Six Sigma is a well-known engineering and manufacturing process created by Motorola in 1986. The Six Sigma system attempts to eliminate product defects by identifying the cause of the deviations. Properly executed, Six Sigma yields 3.4 defects per million products. This has become the gold standard of engineering efficiency, leading to a number of copycat programs.
Lean Six Sigma
Lean Six Sigma is similar to Six Sigma, developed and certified by Motorola as well. "Lean" differs in that it also examines work processes and deficiencies in work flow, rather than just defects in products. For example, Lean attempts to identify overproduction, unnecessary processing, poor logistics, production delays and even products that do not meet the customer needs. Lean essentially helps to fill in the gaps that Six Sigma does not resolve.
Capability Maturity Model Integration (CMMI) was developed by software engineers at Carnegie Mellon University. The process is similar to Six Sigma but mostly focuses on software improvement. Because software can be indefinitely altered and upgraded, CMMI became necessary as an alternative to Six Sigma. It is a way for different company units to integrate their development processes with the same goals by creating guidelines and a point of reference for improvement.
Statistical Process Control (SPC)
Statistical Process Control (SPC) is a method of quality control based entirely on statistical analysis. It is used primarily for process capability performance and process monitoring. In other words, it determines how well systems are working. One popular subset of SPC is Pareto Analysis. Pareto statistics organize production data by time, process and defect number. It can help you identify where problems arise and optimize efficiency.

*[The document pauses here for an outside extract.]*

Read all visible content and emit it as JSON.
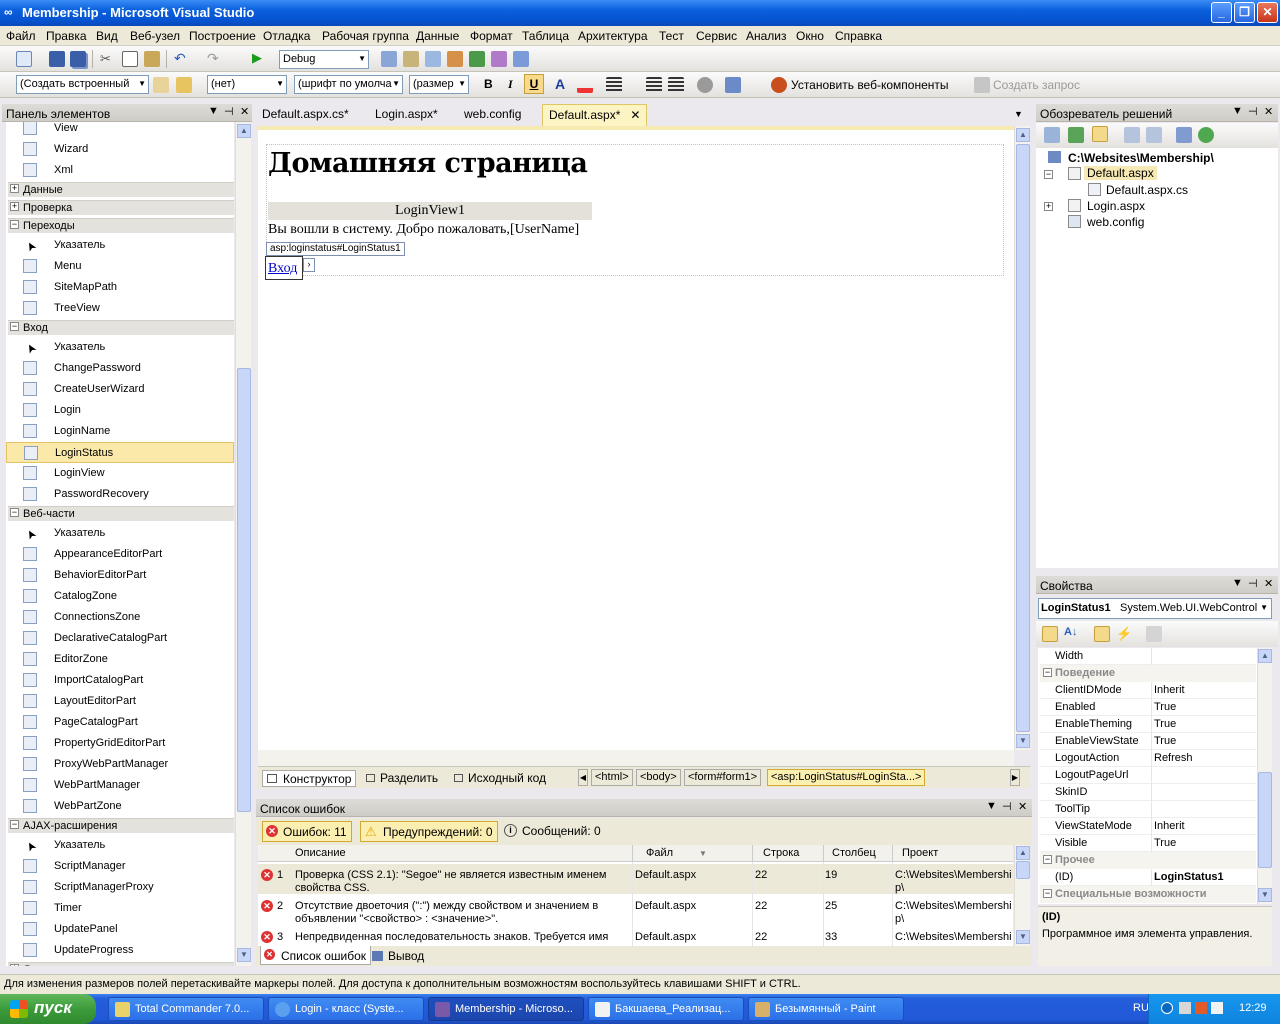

Engineering Process Control (EPC)
Engineering Process Control is similar to Statistical Process Control in that it uses charts and data to identify problems, but focuses on prediction and concurrent adjustment of the engineering process. EPC involves charting a process in real time and then changing it if efficiency metrics are different than expected. This is done by constructing graphs and intensely monitoring the progress of the targeted process.
Josh Victor started writing in 2006 as an author for various blogs across the internet. His areas of expertise include finance, business, marketing and technology. He has a Bachelor of Arts in economics from the University of Illinois at Chicago.